Riyadh, which didn’t respond to requests for comment, was acting on behalf of the entire Gulf Cooperation Council, the Saudi-dominated bloc of six Persian Gulf nations which are collectively a member of the FATF, said officials from the countries on the task force.
A State Department official said Pakistan’s efforts appeared deficient. “We look forward to additional information on how Pakistan is meeting these obligations,” the official said. Even if the U.S. fails to get Pakistan on the terror watch list this week, Washington can request that the task force revisit the list at its next meeting in June.
Pakistan says it has seized some 200 properties of Jamaat-ud-Dawa.
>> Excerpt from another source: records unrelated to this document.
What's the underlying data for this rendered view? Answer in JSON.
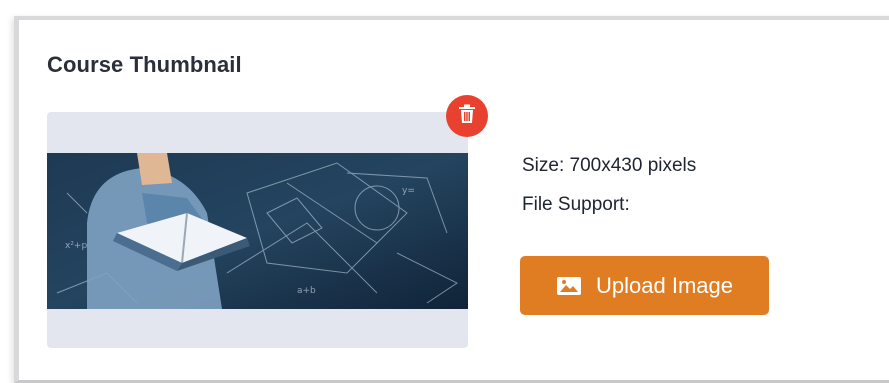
{
  "section": {
    "title": "Course Thumbnail"
  },
  "thumbnail": {
    "image_icon": "person-reading-book-with-math-formulas",
    "delete_icon": "trash-icon"
  },
  "info": {
    "size_text": "Size: 700x430 pixels",
    "support_text": "File Support:"
  },
  "upload": {
    "label": "Upload Image",
    "icon": "image-icon"
  },
  "colors": {
    "accent": "#e07d22",
    "danger": "#e8412f",
    "panel": "#e3e6ee"
  }
}
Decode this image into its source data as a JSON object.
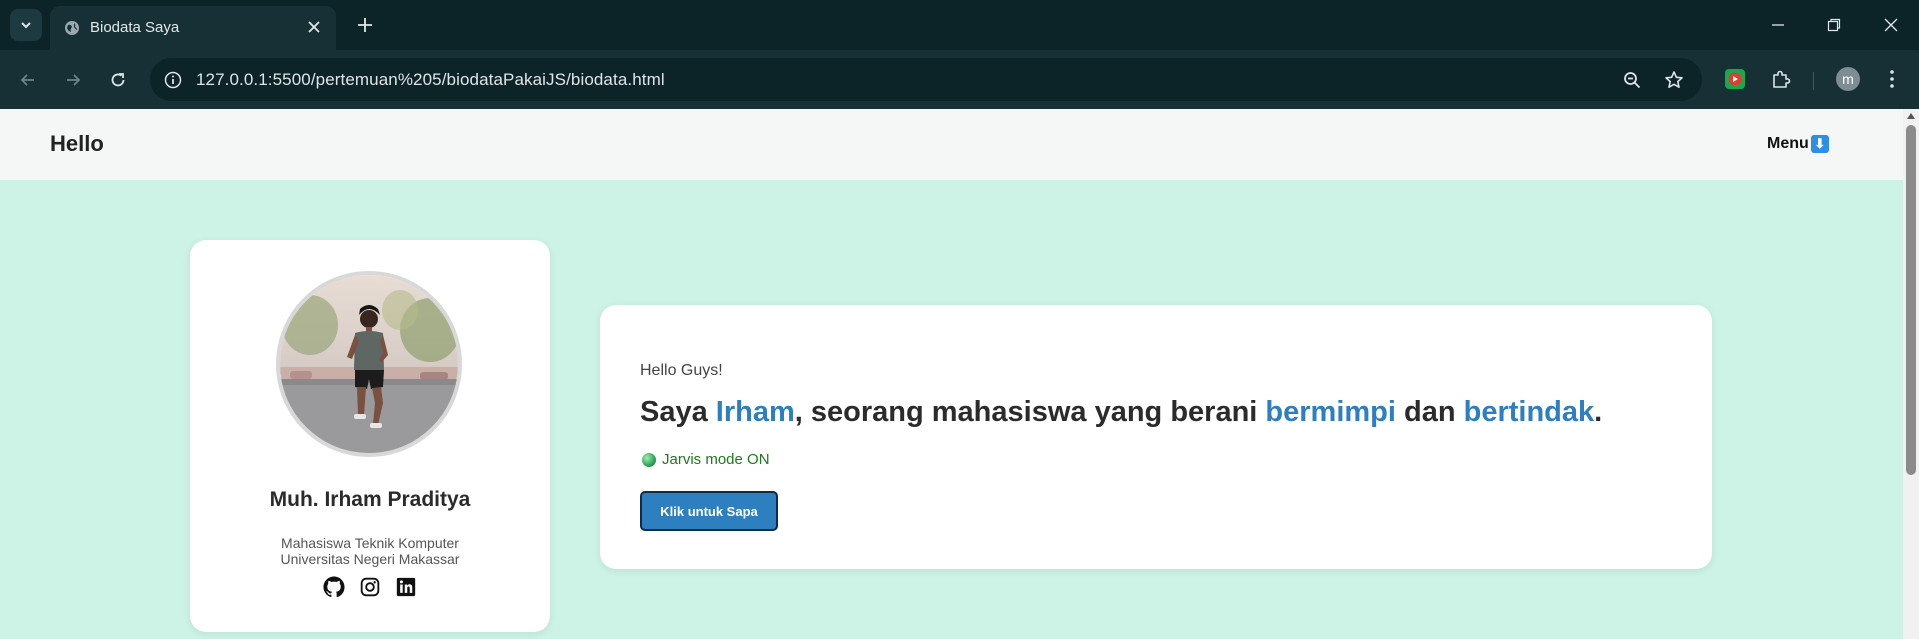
{
  "browser": {
    "tab_title": "Biodata Saya",
    "url": "127.0.0.1:5500/pertemuan%205/biodataPakaiJS/biodata.html",
    "profile_initial": "m"
  },
  "navbar": {
    "brand": "Hello",
    "menu_label": "Menu",
    "menu_emoji": "⬇"
  },
  "profile": {
    "name": "Muh. Irham Praditya",
    "role": "Mahasiswa Teknik Komputer",
    "university": "Universitas Negeri Makassar",
    "socials": [
      "github-icon",
      "instagram-icon",
      "linkedin-icon"
    ]
  },
  "intro": {
    "greeting": "Hello Guys!",
    "headline": {
      "part1": "Saya ",
      "name": "Irham",
      "part2": ", seorang mahasiswa yang berani ",
      "word1": "bermimpi",
      "part3": " dan ",
      "word2": "bertindak",
      "part4": "."
    },
    "status": "Jarvis mode ON",
    "button_label": "Klik untuk Sapa"
  },
  "colors": {
    "page_bg": "#cdf2e6",
    "accent": "#2d7fbf",
    "status_text": "#1d7a1d"
  }
}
However, the group’s leader, Hafiz Saeed, remains at liberty and was able to give a speech in Lahore on Friday—arresting him doesn’t come under Pakistan’s obligations to the U.N., Pakistani officials said.
While the U.S. long has had strategic relations with Saudi Arabia, Pakistan also has deep ties to the kingdom. Last week, Pakistan said it would send soldiers to Saudi Arabia on what it described as a training and advisory mission. Pakistan Defense Minister Khurram Dastgir-Khan told The Wall Street Journal that between 1,000 and 1,600 soldiers would be sent. That could double the existing contingent of 1,600 Pakistani soldiers there to train Saudis.
Pakistan didn’t tie the deployment to Saudi support on the watch list question and it wasn’t clear whether the two moves were linked. Mr. Dastgir-Khan said the proposed listing of Pakistan at the FATF was an attempt to introduce politics into what was a technical organization.
“This does seem unduly punitive and intrusive,” Mr. Dastgir-Khan said, pointing to Pakistan’s counterterrorism operations in recent years. “There is no logical reason for the FATF nomination.”
He said that the Pakistani soldiers would be “spread quite widely around the kingdom” under an agreement with the Saudis dating back to the 1980s.
“The Saudis now have enhanced training needs,” Mr. Dastgir-Khan said. “Pakistan is acting to bolster the capacity of the Saudis.”
Pakistan’s army chief, Gen. Qamar Bajwa, has made multiple visits to Saudi Arabia in recent months—including a meeting earlier this month with Prince Mohammad, according to a report from the official Radio Pakistan.
Saudi Arabia sent a $1.5 billion “gift” to Pakistan in 2014. Pakistan relies on overseas workers who send money home to prop up its economy and anemic foreign-exchange reserves. The 1.5 million Pakistanis working in Saudi Arabia provide the biggest chunk of those remittances—$5.5 billion last year, according to official Pakistani figures.